Disorientation and Shattered Dreams
‘I didn’t know what to do. I felt lost. I felt betrayed. I just wanted to die,’ these were the words Ms Christine Nakachwa used to describe her reaction after discovering that she was HIV positive. Christine, a widow with five children had just lost her husband to HIV. Her sense of betrayal and anger was compounded by the fact that that her husband knew his status, but kept quiet about it and went on to get ART treatment in secrecy. Perhaps privy to the cause of her husband’s death, some of her late husband’s friends advised her to take her children for an HIV test. Smelling something fishy, she decided to take the HIV test first. That is when her world fell apart. She agonized and was distressed, yet she knew she had to keep strong and fend for her children.
To make ends meet, she hit the streets and slums of Kampala to gather scrap for sale. She worked from sunset to sunrise, but she still couldn’t afford a decent living for her family. Often, they had one meal a day, and sometimes they would have to do with just porridge. Life became extremely difficult for her and her family. Besides struggling to literally put food on the table, there were other demands – school fees, clothing, rent and other basics. She had to start making some really painful and difficult decisions. Martin Mugarura, her son, who was in Senior Two had to drop out of school to join her in the ‘scrap for sale’ scavenging. It was something she had to agree on with Martin to quit school so as to redeem school fees for the younger siblings.
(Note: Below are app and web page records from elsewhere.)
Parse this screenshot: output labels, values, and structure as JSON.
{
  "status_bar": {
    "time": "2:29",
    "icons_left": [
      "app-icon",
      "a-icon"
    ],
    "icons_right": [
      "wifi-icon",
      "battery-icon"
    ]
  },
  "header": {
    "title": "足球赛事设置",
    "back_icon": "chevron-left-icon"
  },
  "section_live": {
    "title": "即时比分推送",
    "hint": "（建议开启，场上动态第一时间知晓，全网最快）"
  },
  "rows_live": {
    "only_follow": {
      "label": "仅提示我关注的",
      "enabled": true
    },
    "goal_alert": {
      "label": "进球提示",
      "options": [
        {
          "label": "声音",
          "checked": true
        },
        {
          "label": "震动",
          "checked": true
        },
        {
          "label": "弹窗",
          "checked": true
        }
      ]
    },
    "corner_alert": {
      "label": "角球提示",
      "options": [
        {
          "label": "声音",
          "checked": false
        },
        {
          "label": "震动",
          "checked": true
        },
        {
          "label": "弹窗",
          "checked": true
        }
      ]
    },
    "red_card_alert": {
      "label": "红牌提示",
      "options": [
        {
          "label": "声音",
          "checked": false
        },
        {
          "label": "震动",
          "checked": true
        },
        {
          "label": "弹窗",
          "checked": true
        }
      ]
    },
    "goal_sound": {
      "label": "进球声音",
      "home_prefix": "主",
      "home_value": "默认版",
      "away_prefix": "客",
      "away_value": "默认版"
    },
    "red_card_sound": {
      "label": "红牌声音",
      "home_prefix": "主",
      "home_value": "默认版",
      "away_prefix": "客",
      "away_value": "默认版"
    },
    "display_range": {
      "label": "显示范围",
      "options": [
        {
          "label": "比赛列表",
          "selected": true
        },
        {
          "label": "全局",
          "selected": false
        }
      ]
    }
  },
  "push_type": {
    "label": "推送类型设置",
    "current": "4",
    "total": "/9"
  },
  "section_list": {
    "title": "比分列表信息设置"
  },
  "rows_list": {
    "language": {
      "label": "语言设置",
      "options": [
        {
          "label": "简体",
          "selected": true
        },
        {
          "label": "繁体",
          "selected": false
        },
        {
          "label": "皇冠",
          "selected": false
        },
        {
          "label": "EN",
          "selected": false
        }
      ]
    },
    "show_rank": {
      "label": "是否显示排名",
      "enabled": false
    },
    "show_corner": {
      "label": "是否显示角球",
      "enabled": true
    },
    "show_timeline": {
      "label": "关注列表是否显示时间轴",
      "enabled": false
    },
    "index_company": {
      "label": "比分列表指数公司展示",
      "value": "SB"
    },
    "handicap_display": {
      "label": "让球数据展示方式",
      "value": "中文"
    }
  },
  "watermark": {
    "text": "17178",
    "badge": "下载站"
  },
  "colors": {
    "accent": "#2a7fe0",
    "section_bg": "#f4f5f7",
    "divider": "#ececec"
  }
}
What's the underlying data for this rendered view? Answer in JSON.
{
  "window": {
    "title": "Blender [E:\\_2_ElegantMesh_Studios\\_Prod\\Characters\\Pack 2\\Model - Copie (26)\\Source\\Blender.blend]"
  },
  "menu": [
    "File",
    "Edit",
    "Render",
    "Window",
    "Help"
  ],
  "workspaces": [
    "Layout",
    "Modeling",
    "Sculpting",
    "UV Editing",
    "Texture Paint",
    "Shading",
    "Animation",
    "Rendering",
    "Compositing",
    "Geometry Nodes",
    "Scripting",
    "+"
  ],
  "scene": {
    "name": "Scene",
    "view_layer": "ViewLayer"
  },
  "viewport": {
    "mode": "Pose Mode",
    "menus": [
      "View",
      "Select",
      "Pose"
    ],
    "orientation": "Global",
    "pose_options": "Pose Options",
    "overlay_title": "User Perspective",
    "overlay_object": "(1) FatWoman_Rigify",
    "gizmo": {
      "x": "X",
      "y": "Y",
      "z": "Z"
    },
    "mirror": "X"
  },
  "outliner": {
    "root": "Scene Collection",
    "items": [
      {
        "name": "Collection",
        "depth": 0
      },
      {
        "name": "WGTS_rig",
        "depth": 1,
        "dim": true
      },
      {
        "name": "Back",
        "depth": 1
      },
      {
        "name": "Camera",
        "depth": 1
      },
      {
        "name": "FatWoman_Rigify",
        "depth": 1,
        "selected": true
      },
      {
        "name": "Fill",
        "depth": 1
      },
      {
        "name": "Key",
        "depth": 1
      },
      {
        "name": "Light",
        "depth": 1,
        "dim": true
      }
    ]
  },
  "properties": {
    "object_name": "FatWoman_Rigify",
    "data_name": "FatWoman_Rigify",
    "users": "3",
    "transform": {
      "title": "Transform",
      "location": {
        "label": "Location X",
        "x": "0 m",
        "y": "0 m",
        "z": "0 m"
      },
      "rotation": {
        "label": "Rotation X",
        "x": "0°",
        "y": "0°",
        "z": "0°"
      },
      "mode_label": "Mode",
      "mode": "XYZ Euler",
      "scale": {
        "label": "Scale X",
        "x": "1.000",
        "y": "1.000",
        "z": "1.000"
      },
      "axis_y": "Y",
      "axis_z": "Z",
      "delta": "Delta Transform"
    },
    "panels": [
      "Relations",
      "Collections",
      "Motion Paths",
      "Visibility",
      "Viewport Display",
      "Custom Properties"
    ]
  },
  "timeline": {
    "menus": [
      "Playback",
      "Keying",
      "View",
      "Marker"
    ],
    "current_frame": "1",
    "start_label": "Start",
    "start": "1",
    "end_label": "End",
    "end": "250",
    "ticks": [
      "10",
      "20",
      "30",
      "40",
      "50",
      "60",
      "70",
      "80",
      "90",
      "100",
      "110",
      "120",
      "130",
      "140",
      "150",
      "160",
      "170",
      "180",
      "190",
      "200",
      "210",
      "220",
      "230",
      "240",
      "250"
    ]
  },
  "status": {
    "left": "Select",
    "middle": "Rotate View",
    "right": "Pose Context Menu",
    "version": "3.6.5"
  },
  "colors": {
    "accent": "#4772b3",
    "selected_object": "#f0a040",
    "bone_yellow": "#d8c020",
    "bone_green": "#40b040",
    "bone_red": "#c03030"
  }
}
Scavenging through areas of Mutungo for scrap, Martin had to duck now and then to avoid being seen by his former school mates as they went to school. For him, it was such a dehumanizing experience and his dreams of studying hard and helping to take care of his mother and his siblings was steadily becoming just that – a distant impossible dream.
A new lease of life
In 2012, MJAP extended its OVC service to Butabika Hospital which is one the MJAP supported clinics. Christine heard of the service, and she decided to give it a try. She was not sure that she would get enrolled because the demand for the service was too high. None the less, she registered at the clinic, went through the assessment process and then later had to patiently wait for the outcome. A few weeks later, she jumped up in joy on getting the news that she had been enrolled to the MJAP OVC program. Her prayer had been answered. After getting onto the program, she started receiving partial payment of the children’s School fees, Scholastic materials, some dry food supplements, trainings in Income Generating Activities (IGAs) and basic business skills.
MJAP social workers continued to offer psychosocial support to her. From the psychosocial sessions, her mind got unblocked and she started looking to the future. She realized that continuing to live in the slums of Kampala was not sustainable. For example, MJAP provided seeds for cultivation but she was unable to benefit because she had nowhere to cultivate, yet she had some piece of land lying idle in her village. She began looking at new possibilities and eventually the social workers helped her make a decision to leave Kampala. She made her new home somewhere along Mityana road. At her new home, she started receiving seeds from the MJAP OVC program. She grew some seeds Maize, Beans and Vegetable seeds like Carrots, eggplants, Dodo, Green Pepper that she got from MJAP and planted in this piece of land. In a short while, the burden of feeding her family was lessened. She was also able to now get a balanced diet.
She kept regular contact with the social workers and that is how she learnt of the MJAP apprenticeship program opportunity. She applied for her son to join. For Martin, the news was too good to be true. He only truly believed after doing the assessment. The most exciting bit however was that he would be able to support his mother and siblings. He also felt good because he would be able to meet and talk to his OBs and OGs without fear or shame and also wake up every morning to doing something descent. He pledged do this course to his best and promised never to let his mother down for the love she showed to him when she went out to look for support to help him live a better life. The OVC team continued to support this family with the CPAs that the MJAP OVC offers.
She is now a much happier woman, who gets all the meals in the day, healthier since she is no longer sickly and worried about the simple things in life. She also gets enough time to rest which she never had from her previous job of picking scrap and she meets all her appointments at the Clinic since she can meet her transport costs.
Christine and her family are full of praise for the donors through MJAP who have generously helped to improve her life and that of her children. She is also grateful to MJAP as an Organization for committing itself to support people affected and infected by HIV/AIDS a job it has done so well through a well trained staff both at the Clinics and the OVC Program. She believes that her life will never be the same as before and she looks forward to a brighter future for children.
Story told by; JosephineSanyu.
OVC Social Worker, Kampala.